- **Your objective**
Search the data for "thôi" and copy every matching line.

- **Supplied material**
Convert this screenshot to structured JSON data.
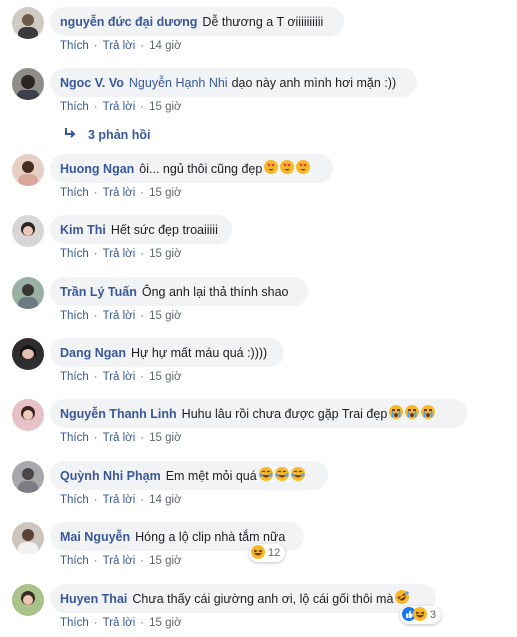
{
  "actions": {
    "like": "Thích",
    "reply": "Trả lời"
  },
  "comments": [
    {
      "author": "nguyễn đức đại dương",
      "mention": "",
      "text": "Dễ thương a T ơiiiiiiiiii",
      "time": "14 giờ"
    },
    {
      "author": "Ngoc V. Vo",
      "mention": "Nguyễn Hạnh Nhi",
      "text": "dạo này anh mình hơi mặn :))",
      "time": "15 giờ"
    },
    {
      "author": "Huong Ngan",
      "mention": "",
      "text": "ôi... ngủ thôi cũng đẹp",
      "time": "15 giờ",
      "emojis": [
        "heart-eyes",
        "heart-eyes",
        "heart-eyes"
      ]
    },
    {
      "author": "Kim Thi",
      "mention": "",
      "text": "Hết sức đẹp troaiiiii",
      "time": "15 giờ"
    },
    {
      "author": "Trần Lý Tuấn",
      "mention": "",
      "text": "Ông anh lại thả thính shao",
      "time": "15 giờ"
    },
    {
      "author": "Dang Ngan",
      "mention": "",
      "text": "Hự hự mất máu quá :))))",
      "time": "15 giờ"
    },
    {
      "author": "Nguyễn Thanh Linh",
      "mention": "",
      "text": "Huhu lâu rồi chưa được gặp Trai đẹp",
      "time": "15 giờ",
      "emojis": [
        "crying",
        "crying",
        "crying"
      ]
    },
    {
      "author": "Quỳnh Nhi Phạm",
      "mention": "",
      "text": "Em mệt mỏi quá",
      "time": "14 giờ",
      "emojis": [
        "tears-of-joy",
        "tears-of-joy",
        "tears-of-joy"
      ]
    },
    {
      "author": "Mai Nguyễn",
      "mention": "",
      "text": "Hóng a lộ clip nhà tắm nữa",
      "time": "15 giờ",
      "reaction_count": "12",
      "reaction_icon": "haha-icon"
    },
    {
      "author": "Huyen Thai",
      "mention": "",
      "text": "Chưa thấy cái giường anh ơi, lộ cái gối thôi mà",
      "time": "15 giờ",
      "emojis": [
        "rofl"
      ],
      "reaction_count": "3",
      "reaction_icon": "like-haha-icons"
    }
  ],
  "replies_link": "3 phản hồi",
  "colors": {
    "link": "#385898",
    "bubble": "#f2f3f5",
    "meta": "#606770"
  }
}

- **Exercise result**
      "text": "ôi... ngủ thôi cũng đẹp",
      "text": "Chưa thấy cái giường anh ơi, lộ cái gối thôi mà",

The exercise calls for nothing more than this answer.